(Dataset items)
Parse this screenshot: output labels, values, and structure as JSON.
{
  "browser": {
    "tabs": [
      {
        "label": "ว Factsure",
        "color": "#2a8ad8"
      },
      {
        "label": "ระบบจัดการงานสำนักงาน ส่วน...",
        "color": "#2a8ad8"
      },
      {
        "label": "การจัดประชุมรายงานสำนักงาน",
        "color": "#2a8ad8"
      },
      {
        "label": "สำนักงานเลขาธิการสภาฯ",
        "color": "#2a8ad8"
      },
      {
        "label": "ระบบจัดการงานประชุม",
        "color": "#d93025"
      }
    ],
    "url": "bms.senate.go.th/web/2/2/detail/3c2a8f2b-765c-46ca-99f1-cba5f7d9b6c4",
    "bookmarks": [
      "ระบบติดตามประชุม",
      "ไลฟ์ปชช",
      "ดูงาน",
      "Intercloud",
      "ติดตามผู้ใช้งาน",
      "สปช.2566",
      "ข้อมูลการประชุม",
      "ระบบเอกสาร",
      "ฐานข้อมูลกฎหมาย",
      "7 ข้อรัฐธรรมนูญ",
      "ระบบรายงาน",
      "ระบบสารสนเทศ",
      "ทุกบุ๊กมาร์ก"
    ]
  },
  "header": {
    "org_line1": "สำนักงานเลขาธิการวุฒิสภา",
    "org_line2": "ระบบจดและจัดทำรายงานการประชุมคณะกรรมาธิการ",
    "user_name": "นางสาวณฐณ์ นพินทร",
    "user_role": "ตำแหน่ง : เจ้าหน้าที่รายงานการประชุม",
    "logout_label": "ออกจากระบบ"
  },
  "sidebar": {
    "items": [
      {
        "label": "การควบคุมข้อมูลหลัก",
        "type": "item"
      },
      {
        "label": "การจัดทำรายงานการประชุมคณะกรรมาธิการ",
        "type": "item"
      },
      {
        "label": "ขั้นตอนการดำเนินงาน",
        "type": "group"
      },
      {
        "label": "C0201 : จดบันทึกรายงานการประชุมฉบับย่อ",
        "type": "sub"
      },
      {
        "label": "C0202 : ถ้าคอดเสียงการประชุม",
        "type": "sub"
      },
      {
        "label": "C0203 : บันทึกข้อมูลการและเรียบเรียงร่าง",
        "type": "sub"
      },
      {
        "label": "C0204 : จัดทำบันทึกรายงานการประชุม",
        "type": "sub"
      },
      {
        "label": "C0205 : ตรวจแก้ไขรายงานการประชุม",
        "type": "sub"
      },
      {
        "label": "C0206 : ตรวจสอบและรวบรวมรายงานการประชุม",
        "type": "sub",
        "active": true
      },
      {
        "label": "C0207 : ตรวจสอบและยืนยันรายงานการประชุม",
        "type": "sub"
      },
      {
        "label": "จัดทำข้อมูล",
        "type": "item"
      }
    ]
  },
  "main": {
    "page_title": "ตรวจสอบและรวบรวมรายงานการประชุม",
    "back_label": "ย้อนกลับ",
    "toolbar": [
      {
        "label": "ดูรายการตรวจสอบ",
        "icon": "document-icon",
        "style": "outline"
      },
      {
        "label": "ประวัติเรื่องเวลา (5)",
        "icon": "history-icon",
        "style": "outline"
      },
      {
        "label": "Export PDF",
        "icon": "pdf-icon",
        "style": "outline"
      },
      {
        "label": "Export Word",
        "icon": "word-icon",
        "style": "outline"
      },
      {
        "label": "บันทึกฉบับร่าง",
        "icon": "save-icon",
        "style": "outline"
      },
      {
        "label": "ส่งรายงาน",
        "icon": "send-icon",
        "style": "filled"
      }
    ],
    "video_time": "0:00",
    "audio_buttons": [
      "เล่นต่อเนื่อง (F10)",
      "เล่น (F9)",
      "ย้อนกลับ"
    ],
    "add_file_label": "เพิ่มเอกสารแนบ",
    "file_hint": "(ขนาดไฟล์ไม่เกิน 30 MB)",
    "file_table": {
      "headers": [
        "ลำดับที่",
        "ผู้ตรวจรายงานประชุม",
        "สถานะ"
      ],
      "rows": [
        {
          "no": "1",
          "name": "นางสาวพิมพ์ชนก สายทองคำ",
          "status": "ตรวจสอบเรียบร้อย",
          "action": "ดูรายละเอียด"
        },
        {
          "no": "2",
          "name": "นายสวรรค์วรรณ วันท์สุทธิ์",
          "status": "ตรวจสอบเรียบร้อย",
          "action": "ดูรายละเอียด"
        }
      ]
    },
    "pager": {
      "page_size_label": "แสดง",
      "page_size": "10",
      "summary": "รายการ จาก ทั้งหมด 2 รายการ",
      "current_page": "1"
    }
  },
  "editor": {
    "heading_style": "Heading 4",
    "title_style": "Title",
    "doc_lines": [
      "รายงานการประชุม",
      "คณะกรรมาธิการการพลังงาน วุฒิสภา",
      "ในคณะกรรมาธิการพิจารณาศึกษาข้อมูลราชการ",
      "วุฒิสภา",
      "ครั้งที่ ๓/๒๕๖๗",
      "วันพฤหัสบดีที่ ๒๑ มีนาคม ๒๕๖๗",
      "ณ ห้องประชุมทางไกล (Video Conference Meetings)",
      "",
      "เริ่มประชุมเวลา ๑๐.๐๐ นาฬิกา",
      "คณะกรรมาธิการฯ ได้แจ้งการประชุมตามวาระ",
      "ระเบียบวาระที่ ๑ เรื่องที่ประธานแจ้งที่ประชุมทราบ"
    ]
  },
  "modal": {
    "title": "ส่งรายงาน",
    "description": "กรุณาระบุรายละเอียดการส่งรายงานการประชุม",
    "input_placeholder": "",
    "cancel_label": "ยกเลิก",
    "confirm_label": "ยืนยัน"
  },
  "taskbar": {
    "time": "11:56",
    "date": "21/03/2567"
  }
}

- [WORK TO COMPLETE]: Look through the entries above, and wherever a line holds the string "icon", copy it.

- [OUTPUT BELOW]:
        "icon": "document-icon",
        "icon": "history-icon",
        "icon": "pdf-icon",
        "icon": "word-icon",
        "icon": "save-icon",
        "icon": "send-icon",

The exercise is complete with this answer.